I recently prepared a class to help people get started on Night Photography. Response was very positive so I am including it here for anyone to watch.
I would also like to recommend Lance Keimig's book as a terrific resource for Night Photographers. You can support the site by buying it through the Amazon link here.
As they used to say in the movies, "it's a trap!" Getting good audio in your video projects shouldn't be that tough but it often is. While many consumer and prosumer level cameras have external microphone inputs, they are often of dubious quality and only work with high impedance (short cable length and noisy) microphones. Pro grade video cameras have balanced low impedance inputs of the XLR format allowing for long cable runs and superior noise control. Fortunately there is a solution for the rest of us. Now I won't tell you this is a simple process, because it isn't, but it will give you great audio. Do record audio with your video camera. AND do record audio with a separate audio recorder. For less than the price of a bolt on XLR input, low to high impedance, mic converter, you can get an amazing audio recorder and it is the Zoom H4N.
The Zoom H4N (pictured) is a brilliant piece of kit. In addition to really excellent stereo microphones it also has two XLR mic inputs, as well as line input capability. It has integrated meters and level controls. It can mount on a tripod or on a mic stand. The internal mics have excellent directional control and you can put a windscreen over the tops of the mics to reduce wind noise if needs be. The unit can record in uncompressed WAV or compressed MP3 file formats and stores content on standard SDHC memory cards.
So here is a simple workflow that anyone can use.
1. Set up your video camera as you wish, tripod or handheld
2. Position the Zoom appropriately if using the built in mics, or if using external mics, plug them in and run them out to your sources (i.e. a "stand-up" style interviewer)
3. Start the recorder and the video camera, synchronization is nice but not critical
4. Use a clapper, or hand clap or other sharp noise to put a spike in the audio track for the Zoom and the video camera's audio track
5. Complete your recording(s) as necessary
6. Now import your footage to your computer as you normally would and copy the audio files from the Zoom's card to your computer as well
7. Launch your movie editing software and import the content from your video camera onto a track/timeline/project whichever your software uses
8. Import the audio track from the Zoom onto a separate track
9. Now select the content from the video camera and separate the audio and video tracks. This is a pretty common function in most all editing apps, so you can delete the audio, or add a voiceover or otherwise manipulate the audio
10. View both your audio tracks as waveforms, and adjust them so the "spike" you recorded earlier is aligned. You might have an editing tool that performs audio alignment automatically (Final Cut Pro X does this wonderfully), but if not the spike is very helpful.
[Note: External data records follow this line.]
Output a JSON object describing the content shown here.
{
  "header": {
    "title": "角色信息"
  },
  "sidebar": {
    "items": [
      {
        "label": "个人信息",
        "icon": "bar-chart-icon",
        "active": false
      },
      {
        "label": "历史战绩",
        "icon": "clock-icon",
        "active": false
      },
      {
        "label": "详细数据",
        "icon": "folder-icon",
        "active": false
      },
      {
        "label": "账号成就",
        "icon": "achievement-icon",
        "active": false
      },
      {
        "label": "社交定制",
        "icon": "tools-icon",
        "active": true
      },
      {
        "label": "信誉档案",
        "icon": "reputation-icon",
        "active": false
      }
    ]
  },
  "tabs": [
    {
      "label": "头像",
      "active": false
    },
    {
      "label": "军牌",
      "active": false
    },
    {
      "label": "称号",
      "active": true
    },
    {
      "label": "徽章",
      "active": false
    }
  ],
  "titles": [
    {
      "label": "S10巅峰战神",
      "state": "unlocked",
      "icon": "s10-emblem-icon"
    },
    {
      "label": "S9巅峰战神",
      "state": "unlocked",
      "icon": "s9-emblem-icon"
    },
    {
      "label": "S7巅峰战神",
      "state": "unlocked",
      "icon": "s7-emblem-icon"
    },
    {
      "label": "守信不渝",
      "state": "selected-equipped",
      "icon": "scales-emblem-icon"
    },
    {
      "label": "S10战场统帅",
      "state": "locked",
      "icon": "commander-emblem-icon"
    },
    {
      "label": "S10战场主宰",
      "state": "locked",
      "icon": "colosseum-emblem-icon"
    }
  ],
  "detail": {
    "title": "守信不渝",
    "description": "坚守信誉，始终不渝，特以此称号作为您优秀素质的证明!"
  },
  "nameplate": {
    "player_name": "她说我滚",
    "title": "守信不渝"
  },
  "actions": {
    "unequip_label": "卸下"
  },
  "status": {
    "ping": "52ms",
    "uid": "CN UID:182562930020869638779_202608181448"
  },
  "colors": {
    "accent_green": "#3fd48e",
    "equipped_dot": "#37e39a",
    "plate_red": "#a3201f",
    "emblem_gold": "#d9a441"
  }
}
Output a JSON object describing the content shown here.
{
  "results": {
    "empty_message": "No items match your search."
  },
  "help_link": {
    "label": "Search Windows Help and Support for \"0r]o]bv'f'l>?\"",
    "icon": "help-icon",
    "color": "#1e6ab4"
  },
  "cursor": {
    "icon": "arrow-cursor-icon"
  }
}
If you can expand the waveform track to spread it out, this becomes much easier
11. Once aligned, play the project, if your alignment is solid, you will hear only "one" audio track, not two, although it may sound a little thicker than the originals did due to small delay
12. If the project looks right, meaning the lips are in sync with the audio, you are finished moving tracks in the timeline
13. Mute the entire audio track that came from the video camera and play the project. If you are happy with the outcome, delete the muted track to prevent it coming back by accident
14. Link the audio and video tracks together and do your editing, cutting, rippling, adding titles, whatever you need to do
15. You're done. It's not like using a mixing desk and big screen editing decks, but it is a LOT better than using the built-in mics on the video camera or trying to get good audio out of crappy high impedance microphones plugged into the questionable audio stage of a consumer video camera.